    Joined:
    Mar 14, 2009
    Messages:
    3,362
    Likes Received:
    10
    So I ordered some backup material...

    Some info for the newbies like me...

    The Launch Engine costs about $60. You get the raw stock, screws, nuts, pins, construction manual, and drawing set.

    The Mill Engine costs about $80. More raw stock than the Launch Engine, screws, nuts, pins, construction manual, and drawing set.

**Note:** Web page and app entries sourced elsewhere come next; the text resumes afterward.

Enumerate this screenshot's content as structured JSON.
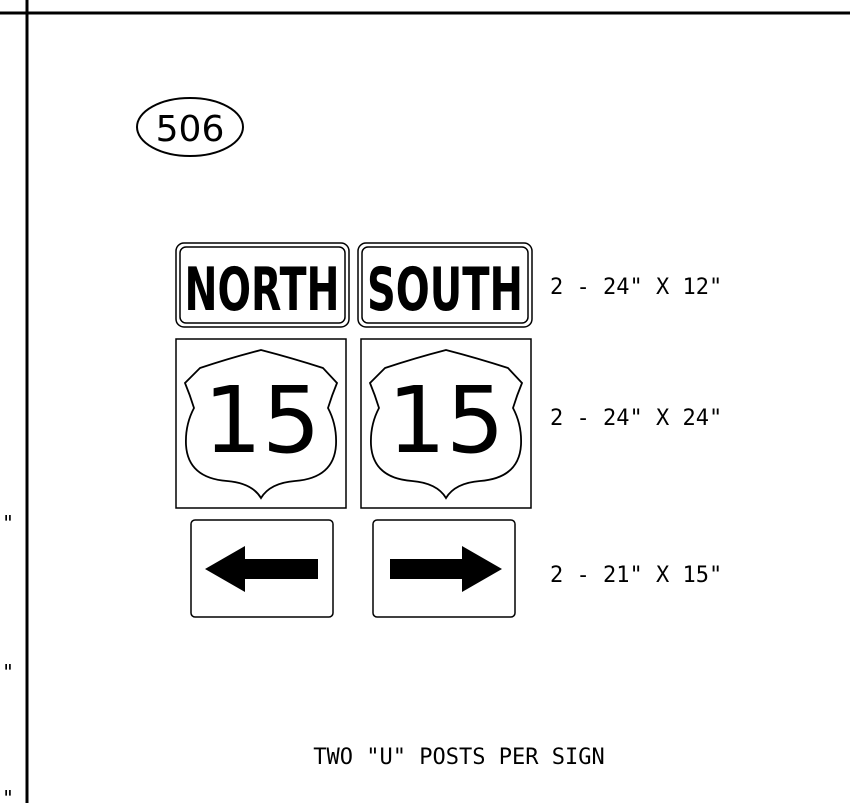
{
  "sheet": {
    "detail_number": "506",
    "footer_note": "TWO \"U\" POSTS PER SIGN",
    "left_edge_marks": [
      "\"",
      "\"",
      "\""
    ]
  },
  "signs": {
    "cardinal": {
      "left_text": "NORTH",
      "right_text": "SOUTH",
      "dimension": "2 - 24\" X 12\""
    },
    "route_shield": {
      "left_number": "15",
      "right_number": "15",
      "dimension": "2 - 24\" X 24\""
    },
    "arrow": {
      "left_direction": "left",
      "right_direction": "right",
      "dimension": "2 - 21\" X 15\""
    }
  }
}
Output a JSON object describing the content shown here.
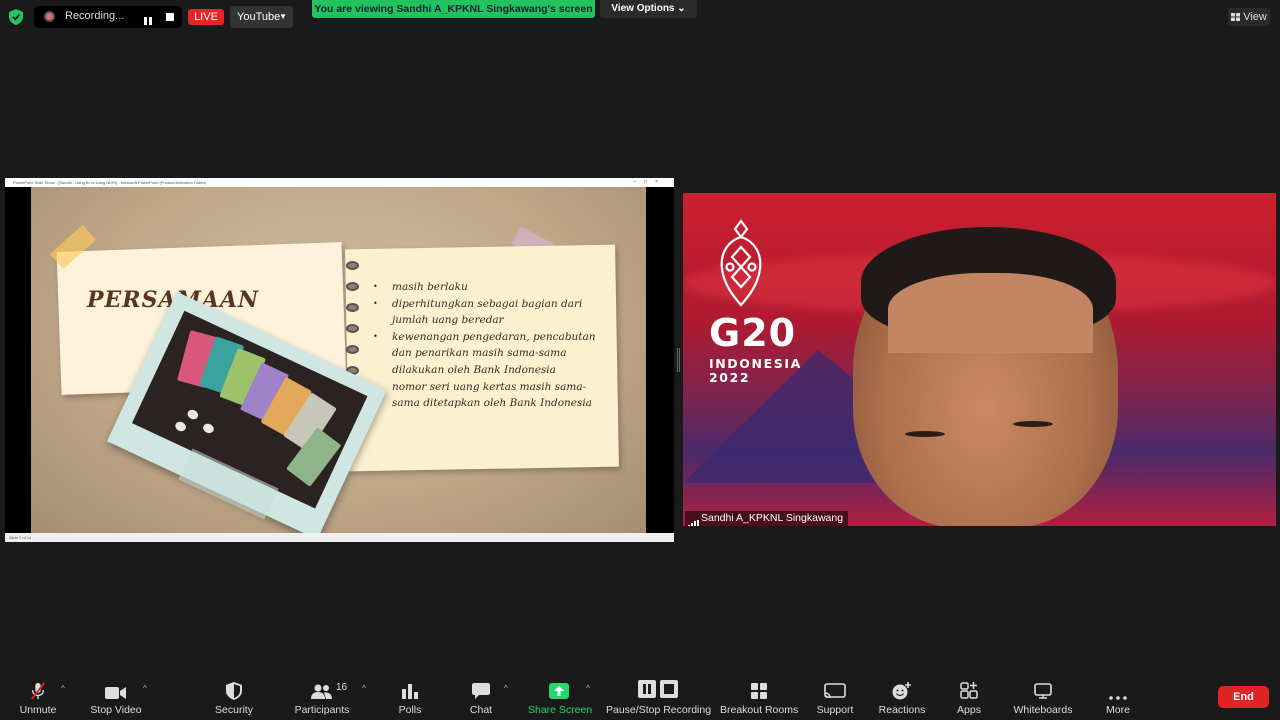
{
  "topbar": {
    "recording_label": "Recording...",
    "live_label": "LIVE",
    "stream_target": "YouTube",
    "share_banner": "You are viewing Sandhi A_KPKNL Singkawang's screen",
    "view_options_label": "View Options",
    "view_label": "View"
  },
  "shared_screen": {
    "window_title": "PowerPoint Slide Show - [Sandhi - Uang Bi vs Uang NKRI] - Microsoft PowerPoint (Product Activation Failed)",
    "status_text": "Slide 2 of 14",
    "slide": {
      "title": "PERSAMAAN",
      "bullets": [
        "masih berlaku",
        "diperhitungkan sebagai bagian dari jumlah uang beredar",
        "kewenangan pengedaran, pencabutan dan penarikan masih sama-sama dilakukan oleh Bank Indonesia",
        "nomor seri uang kertas masih sama-sama ditetapkan oleh Bank Indonesia"
      ]
    }
  },
  "video": {
    "logo_title": "G20",
    "logo_country": "INDONESIA",
    "logo_year": "2022",
    "participant_name": "Sandhi A_KPKNL Singkawang"
  },
  "toolbar": {
    "unmute": "Unmute",
    "stop_video": "Stop Video",
    "security": "Security",
    "participants": "Participants",
    "participants_count": "16",
    "polls": "Polls",
    "chat": "Chat",
    "share_screen": "Share Screen",
    "pause_stop_recording": "Pause/Stop Recording",
    "breakout_rooms": "Breakout Rooms",
    "support": "Support",
    "reactions": "Reactions",
    "apps": "Apps",
    "whiteboards": "Whiteboards",
    "more": "More",
    "end": "End"
  },
  "colors": {
    "share_banner": "#22c25f",
    "live": "#e02828",
    "end": "#e02424",
    "share_active": "#23d96b"
  }
}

    I ordered enough raw stock to build at least 1 more of each engine. (I'm lying. I bought it not to build more but to replace the...uh...practice pieces. Yeah that's it...practice pieces.) Some material enough to build several. I bought in lengths of 12" and sometimes 6" for the more expensive bits. The total was $100 including shipping. So for the extra money in the kits...you get the material without guessing what you need and some decent manuals. (Although some drawings may be available for free...the construction manuals may be useful to the newbie like me.) However, I have not included additional screws, nuts, etc. (What can I possibly do to a nut? Well...lose it for one.) I also didn't bother with buying pieces that can be worked down to smaller sizes if needed. That is, I tried to buy exactly what was on the packing slip. So, yes, it's over the top but I was interested in building up some inventory for the rainy day.

    I have little experience in purchasing metal and haven't done much looking around. But if anyone is interested...

    OnLineMetal Steel 1018 CRS 1" diameter was $7.12. $3.24 from SpeedyMetal.
    OnLineMetal Brass 360 HO2 1/4" square was $3.12. $2.21 from SpeedyMetal.

    Guess who I bought from. But I haven't done enough to speak to service and the above is a poor (i.e. small) sample. I have no idea if the same holds true across the board. You can buy in inches so if a piece doesn't work out...it's pretty cheap to replace it.

    CRS = cold rolled steel
    HO2 = half hard

    A book I've found very helpful to me is 'The Home Machinist's Handbook' by Doug Briney. My first projects came from there...the machinist's jacks, mallet, and machinist clamps that are on my welcome thread.

    The forum? Priceless.

    Now for the warning, disclaimer, excuses...Do not take any information I provide as correct. Same holds for any approach I take in making bits of metal smaller. I'm learning so assume there's a better way. Wait for the feedback from the more experienced members on the forum. (I say all that as if I'm actually going to post my progress. Ha.)
     

Share This Page